    $\displaystyle \text{Hence, the }n^{th}\text{ fraction is: }\;\;\frac{1}{\dfrac{2n+5 + (\text{-}1)^n\cdot 3}{4}}$

    . . Therefore: .$\displaystyle \boxed{f(n) \;=\;\frac{4}{2n+5 + (\text{-}1)^n\cdot3}} $

    Follow Math Help Forum on Facebook and Google+

  4. #4
    Newbie
    Joined
    Sep 2009
    Posts
    7
    Wow, what a need trick to alternate formulas between even and odd! Props
    Follow Math Help Forum on Facebook and Google+

Similar Math Help Forum Discussions

  1. Replies: 2
    Last Post: Aug 24th 2010, 02:10 AM
  2. Replies: 0
    Last Post: Jul 4th 2010, 12:05 PM
  3. Replies: 2
    Last Post: Mar 1st 2010, 11:57 AM
  4. sequence membership and sequence builder operators
    Posted in the Discrete Math Forum
    Replies: 0
    Last Post: Jun 4th 2009, 03:16 AM
  5. Replies: 12
    Last Post: Nov 15th 2006, 12:51 PM

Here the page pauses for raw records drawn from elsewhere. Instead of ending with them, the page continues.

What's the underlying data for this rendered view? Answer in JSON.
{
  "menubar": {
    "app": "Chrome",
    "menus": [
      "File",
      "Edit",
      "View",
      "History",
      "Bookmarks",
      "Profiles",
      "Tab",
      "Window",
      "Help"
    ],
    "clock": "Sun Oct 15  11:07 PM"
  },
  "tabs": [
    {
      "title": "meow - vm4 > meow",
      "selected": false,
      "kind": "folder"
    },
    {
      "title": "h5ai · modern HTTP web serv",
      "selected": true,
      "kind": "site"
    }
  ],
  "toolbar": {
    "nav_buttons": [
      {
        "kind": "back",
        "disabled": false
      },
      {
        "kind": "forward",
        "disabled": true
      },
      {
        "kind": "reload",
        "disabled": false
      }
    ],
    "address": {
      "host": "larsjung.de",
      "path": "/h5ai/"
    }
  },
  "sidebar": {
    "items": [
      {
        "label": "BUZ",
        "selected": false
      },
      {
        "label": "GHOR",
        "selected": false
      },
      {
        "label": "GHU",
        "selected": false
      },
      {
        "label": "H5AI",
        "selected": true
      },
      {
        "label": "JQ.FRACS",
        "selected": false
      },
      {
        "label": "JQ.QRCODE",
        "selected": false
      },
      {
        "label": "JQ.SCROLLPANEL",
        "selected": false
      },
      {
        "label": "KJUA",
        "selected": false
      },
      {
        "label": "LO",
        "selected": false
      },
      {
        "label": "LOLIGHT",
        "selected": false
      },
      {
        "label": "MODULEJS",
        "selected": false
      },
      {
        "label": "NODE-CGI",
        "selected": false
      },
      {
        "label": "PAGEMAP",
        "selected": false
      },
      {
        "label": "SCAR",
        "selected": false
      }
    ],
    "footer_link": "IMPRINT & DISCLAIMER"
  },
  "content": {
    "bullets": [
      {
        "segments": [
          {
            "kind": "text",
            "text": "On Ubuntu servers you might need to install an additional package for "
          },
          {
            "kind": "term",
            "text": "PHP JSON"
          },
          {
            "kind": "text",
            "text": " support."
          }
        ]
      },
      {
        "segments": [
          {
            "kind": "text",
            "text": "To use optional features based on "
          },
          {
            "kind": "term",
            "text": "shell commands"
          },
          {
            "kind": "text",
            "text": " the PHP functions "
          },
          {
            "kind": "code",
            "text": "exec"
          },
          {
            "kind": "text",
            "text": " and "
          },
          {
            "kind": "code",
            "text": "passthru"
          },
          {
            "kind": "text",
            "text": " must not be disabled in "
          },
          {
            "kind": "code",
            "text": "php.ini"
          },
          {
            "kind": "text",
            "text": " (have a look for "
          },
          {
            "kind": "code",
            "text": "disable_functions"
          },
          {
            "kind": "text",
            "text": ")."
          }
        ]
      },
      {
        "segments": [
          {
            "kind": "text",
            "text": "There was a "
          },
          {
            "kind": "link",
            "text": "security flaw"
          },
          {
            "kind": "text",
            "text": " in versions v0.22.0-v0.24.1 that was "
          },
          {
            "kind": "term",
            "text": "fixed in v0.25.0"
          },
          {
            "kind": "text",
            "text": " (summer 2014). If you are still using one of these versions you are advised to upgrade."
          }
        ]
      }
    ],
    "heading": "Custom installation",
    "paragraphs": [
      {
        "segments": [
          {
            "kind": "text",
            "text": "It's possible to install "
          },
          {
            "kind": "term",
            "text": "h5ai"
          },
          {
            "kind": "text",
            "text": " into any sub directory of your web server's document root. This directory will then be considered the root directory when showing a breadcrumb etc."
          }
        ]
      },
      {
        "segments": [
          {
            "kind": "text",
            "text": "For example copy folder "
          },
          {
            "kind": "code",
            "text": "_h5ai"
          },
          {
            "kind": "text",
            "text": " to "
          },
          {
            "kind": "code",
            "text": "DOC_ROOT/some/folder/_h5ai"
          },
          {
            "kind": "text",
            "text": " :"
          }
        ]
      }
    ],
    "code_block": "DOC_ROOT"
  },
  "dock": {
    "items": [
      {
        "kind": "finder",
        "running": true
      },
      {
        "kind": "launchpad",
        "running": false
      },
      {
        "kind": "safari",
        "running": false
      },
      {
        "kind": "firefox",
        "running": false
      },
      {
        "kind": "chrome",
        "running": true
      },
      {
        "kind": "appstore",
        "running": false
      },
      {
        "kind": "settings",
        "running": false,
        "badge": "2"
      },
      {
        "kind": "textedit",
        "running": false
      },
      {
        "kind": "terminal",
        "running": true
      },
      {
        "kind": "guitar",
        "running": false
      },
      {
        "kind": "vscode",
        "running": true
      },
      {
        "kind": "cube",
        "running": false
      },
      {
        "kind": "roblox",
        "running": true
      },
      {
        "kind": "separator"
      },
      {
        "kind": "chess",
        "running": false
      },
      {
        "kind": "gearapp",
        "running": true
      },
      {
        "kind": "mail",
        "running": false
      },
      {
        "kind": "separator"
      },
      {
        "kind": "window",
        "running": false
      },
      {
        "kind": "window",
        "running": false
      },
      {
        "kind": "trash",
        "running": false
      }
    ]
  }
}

Search Tags


/mathhelpforum @mathhelpforum